There is as much variety in the state’s economy as in its scenery (Jordan, 2003). Cattle and oil are still very important in Texas, but they are now only part of a highly diversified economy that is dominated by manufacturing. Texas cities that had long been primarily market and oil-refining centers are now industrial and financial capitals of a multistate area. Despite the many changes that have taken place, Texans maintain a traditional pride in their state and its colorful history. They sometimes tend to think of Texas as a separate country.
This feeling is at least partly due to the vastness and diversity of Texas, its numerous resources, and a spirit of independence that goes back to the days of the republic of Texas (Ridgeway, 2002). Texas is governed under its fifth constitution, adopted in 1876 and frequently amended. The chief executive of the state is the governor. He is elected for a four-year term and may be reelected an unlimited number of times. The lieutenant governor, the attorney general, the comptroller of public accounts, the treasurer, the commissioner of agriculture, and the commissioner of the general land office are elected for four years.

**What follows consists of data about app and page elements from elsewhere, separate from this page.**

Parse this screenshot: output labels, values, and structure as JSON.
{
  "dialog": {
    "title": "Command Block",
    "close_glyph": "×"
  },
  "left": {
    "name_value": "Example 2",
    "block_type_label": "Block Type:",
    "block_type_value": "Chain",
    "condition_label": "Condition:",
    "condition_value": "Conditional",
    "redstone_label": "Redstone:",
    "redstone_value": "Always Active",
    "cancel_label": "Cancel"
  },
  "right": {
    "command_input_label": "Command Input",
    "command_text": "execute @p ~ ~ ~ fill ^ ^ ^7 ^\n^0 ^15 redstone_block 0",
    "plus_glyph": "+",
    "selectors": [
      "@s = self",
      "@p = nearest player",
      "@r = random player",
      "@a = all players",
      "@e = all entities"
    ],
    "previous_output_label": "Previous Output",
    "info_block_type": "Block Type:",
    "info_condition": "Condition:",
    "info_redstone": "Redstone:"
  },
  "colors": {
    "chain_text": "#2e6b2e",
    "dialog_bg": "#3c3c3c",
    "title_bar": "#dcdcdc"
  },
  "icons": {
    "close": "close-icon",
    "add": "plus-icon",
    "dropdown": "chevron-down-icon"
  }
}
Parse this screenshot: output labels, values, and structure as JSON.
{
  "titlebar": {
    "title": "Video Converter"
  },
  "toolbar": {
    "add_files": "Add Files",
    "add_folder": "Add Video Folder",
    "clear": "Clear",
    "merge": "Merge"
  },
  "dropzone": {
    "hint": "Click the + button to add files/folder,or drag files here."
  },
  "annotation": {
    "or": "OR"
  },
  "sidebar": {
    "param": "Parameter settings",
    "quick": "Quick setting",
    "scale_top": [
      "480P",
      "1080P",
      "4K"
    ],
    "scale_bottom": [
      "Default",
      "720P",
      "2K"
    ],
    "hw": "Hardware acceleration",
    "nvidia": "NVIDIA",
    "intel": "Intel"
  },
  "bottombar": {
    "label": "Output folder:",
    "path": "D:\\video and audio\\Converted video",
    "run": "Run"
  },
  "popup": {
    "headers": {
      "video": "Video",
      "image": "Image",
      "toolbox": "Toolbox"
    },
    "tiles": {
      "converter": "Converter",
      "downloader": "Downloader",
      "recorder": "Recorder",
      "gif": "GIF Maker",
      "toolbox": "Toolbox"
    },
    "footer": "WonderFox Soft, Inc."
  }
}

The secretary of state is appointed by the governor for a four-year term (Whisenhunt, 2004). The state legislature meets in odd-numbered years. It consists of a Senate elected for fours and a House of Representatives that are elected for two years. The judicial branch of the government is made up of a supreme court and several lower courts. The judges of all state courts are elected. Texas has 254 counties. It is represented in Congress by 2 senators and 27 representatives. Moreover, until the beginning of the 20th century the economy of Texas was based on farming, ranching, and lumbering.
Then, in 1901, large-scale production of petroleum began following discovery of the Spindletop oil field near Beaumont. Since then, the economy of Texas has become closely bound to the production and distribution of petroleum, petroleum products, and natural gas and to such related industries as petroleum refining and the making of petrochemicals. Since roughly mid-century, diverse manufacturing industries have been established in the state especially notable are those in the electronic and aerospace fields (McDonald, 2003). Today, about 20 percent of the nonagricultural labor force is engaged in manufacturing.

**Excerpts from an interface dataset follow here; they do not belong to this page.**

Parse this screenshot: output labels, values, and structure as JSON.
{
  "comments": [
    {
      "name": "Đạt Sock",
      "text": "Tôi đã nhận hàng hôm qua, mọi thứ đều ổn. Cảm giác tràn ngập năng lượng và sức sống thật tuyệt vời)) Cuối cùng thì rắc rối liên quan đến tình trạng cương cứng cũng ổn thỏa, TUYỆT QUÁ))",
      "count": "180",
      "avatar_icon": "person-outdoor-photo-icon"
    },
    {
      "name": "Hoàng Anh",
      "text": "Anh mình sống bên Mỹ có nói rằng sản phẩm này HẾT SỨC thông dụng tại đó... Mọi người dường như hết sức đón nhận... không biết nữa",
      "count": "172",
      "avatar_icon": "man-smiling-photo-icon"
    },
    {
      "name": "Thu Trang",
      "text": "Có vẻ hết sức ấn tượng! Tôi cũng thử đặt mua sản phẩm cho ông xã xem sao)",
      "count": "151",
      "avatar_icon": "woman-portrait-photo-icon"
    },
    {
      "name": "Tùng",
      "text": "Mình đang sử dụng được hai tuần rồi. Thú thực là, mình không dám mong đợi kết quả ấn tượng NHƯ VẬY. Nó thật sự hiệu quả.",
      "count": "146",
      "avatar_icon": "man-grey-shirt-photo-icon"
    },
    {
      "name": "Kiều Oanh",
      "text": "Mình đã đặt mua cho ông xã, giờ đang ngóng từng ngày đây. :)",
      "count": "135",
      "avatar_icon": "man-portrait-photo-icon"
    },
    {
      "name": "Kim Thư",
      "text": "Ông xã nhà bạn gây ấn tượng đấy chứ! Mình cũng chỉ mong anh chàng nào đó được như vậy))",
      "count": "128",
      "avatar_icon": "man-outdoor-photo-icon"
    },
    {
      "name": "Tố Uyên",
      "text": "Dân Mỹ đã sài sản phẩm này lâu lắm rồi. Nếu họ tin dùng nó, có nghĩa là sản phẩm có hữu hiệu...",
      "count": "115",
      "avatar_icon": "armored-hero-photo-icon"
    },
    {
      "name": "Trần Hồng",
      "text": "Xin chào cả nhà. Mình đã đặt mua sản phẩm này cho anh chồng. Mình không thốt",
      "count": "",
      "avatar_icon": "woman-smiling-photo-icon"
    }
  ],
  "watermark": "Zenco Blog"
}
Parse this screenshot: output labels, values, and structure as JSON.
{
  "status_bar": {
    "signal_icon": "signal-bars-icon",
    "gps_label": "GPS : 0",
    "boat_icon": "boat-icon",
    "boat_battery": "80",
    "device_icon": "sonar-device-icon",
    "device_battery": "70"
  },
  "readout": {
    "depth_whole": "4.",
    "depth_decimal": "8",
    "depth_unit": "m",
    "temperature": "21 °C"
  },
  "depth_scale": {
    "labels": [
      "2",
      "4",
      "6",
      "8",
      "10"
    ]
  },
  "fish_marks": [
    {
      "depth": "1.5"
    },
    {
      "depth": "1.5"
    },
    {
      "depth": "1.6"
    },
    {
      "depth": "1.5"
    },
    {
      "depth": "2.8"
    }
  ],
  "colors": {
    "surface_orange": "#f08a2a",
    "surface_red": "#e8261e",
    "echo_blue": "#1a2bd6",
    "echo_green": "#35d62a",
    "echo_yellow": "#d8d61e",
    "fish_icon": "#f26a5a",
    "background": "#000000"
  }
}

Wholesale and retail trade, the service industries, and government also employ large numbers of persons. These changes in the Texas economy reflect the demand, both from within and from outside the state, for an ever-widening variety of products. Abundant resources, especially petroleum and natural gas, a large labor force, relatively low wages, and large amounts of investment capital have helped bring about these changes (Adams, 2003). Furthermore, Texas has the largest network of primary and secondary roads in the United States.
The primary system, which connects all major Texas cities, includes seven Interstate routes and many miles of other multilane divided highways. Railway mileage is also the largest of any state, but, as in most other states, has declined for many years. Dallas-Fort Worth and Houston are the chief railway hubs. Six major poets serve Texas. Houston, connected to the gulf by the 50-mile Houston Ship Channel, is the state’s largest port and ranks among the busiest ports in the country. Beaumont, Corpus Christi, Texas City, Port Arthur, and Freeport also handle heavy cargo tonnages.